Sveinsson actually received an order for two kilograms (nearly four and a half pounds) of the fluffy filling from a Moscow-based company wanting to make a jacket for the "Number One Face of Russia." That could only mean President Vladimir Putin.
If it's warm enough for Russia, it should be warm enough for Bonn. So, how much for one?
"Five thousand euros," says Elin Logadottir, sales director at 66° North, an outdoor clothing company based in Iceland.
"And once we know your size and the color you want, it will take four to six months due to the short supply of eiderdown," she adds. Because as it turns out, Iceland produces a grand total of just three to four tons of eiderdown a year.
Four to six months? By then, it will be springtime. For now though, it's winter in Bonn, and I still don't have a new coat.
Spectacular natural features
Iceland is a country of contrasts, breathtakingly beautiful and home to extraordinary natural phenomena. Deserts, volcanoes, valleys, fjords, glaciers and many other landforms share the space here. A quarter of the country consists of volcanoes, twelve percent is covered by glaciers. A mere one percent of the island's surface is tree-covered.
In 2010 Iceland shot to attention when the volcano Eyjafjallajökull (Picture) erupted: partly because of its name, which news presenters and reporters struggled to pronounce, and also because the cloud of ash it produced brought air traffic in Europe to a standstill. Iceland is the world's largest volcanic island. It has about 130 volcanoes, some 30 of which are classified as potentially active.
Many volcanoes in Iceland are hidden under enormous masses of ice. The largest glacier, Vatnajökull, has a surface area as big as 1200 soccer pitches. A tour of the ice cap is impressive, but should be undertaken only with a professional guide, because the ice is alive - new cracks and crevasses develop quickly.
The glacial meltwater makes its way to the coast through numerous river channels and tumbles down hundreds of cascades, sometimes with incredible force, as with the Gullfoss, the Golden Waterfall. The immense size of this waterfall becomes clear when you compare it to the tiny-looking tourists on the plateau on the left side of the picture.
The water bubbles up to the surface and explodes: a 30-meter column of boiling water shoots into the air. The famous Strokkur ("Churn") Geyser erupts every few minutes and thrills tourists with its prodigious force. It's in Haukadalur valley, a geothermal area in southwestern Iceland.
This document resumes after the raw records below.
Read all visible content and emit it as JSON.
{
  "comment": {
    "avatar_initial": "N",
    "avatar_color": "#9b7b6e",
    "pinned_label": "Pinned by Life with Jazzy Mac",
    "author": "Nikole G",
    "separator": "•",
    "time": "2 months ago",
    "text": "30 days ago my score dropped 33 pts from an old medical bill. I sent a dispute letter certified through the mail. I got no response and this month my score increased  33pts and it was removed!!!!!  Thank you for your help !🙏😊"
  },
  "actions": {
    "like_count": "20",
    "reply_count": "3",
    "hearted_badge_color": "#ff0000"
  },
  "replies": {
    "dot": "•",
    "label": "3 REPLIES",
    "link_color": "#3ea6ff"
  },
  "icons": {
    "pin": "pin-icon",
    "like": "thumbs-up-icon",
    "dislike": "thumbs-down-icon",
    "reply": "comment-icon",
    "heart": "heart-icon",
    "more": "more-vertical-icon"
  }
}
Not only in Haukadalur are there hot springs: they're distributed over the entire island and are sometimes used as hot pots and natural thermal baths. The best-known spring lies between Keflavik Airport and the capital Reykjavik: the Blue Lagoon - a geothermal spa with naturally blue water that's rich in minerals. Bathing in it is reputed to help relieve some skin diseases.
Vibrant city life
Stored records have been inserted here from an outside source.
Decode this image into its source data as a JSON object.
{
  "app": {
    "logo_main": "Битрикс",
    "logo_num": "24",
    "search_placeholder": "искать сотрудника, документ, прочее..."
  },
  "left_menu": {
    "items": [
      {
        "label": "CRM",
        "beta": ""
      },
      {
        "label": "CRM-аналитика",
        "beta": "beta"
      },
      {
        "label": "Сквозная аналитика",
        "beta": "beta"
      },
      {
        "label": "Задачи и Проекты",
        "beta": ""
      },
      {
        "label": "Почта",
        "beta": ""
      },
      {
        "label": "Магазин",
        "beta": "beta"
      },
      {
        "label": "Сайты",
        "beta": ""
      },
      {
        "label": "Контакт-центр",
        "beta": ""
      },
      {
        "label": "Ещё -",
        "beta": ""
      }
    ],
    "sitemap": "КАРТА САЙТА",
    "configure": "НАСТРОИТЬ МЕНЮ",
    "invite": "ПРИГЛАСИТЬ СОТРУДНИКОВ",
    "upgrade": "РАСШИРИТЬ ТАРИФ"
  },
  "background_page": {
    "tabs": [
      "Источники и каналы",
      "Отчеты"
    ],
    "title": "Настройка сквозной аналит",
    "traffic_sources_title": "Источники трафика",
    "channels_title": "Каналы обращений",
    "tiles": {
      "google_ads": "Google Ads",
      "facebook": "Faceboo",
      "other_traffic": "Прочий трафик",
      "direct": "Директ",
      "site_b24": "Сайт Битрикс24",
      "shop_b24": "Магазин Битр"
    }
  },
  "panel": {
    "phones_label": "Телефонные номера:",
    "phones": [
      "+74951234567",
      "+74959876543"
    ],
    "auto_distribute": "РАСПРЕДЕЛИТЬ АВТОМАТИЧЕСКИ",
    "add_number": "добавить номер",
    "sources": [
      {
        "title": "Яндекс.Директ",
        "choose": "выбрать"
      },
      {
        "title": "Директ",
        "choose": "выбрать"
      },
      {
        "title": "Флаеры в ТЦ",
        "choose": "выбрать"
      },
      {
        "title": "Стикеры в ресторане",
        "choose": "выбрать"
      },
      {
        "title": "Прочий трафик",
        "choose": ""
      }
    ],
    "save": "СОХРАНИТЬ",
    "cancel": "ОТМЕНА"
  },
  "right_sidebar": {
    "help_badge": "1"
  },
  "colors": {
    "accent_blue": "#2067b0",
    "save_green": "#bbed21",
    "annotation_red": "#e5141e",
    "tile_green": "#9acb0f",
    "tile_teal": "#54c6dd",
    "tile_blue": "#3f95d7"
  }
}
That's not exactly what Iceland is known for; it's usually associated with natural scenery. And, in fact, its population numbers scarcely more than 320,000. More than half the residents, about 200,000, live in the capital Reykjavik (Smoky Bay) and its suburbs. So the city has a lot to offer, especially in the boutiques, restaurants, bars and clubs along Laugavegur, the main shopping street.
Back to nature: the best way to explore it is in a jeep, on foot or on horseback. Icelandic horses play a large role on the island. They're not only a means of transportation, but also a source of income, because this robust breed has many fans. In the summer the animals graze freely in the highlands. Not until autumn are they herded back to the valleys. The round-up is quite a spectacle.
If you travel through Iceland's fascinating countryside, you soon understand why many inhabitants believe in elves and trolls. There are even directories of living nature spirits and maps of where elves and dwarves live. Roads have to be built around such places so as not to disturb them. Is the rock in this picture also a troll? It has a name in any case: Hraunkarl.
Glowing night skies
In Iceland it never gets completely dark in the summer, and never completely light in the winter - but that means you can see the Northern Lights, or Aurora borealis, in the darkness. The best time is between early October and late March, when the colorful displays glow magically in the nighttime sky.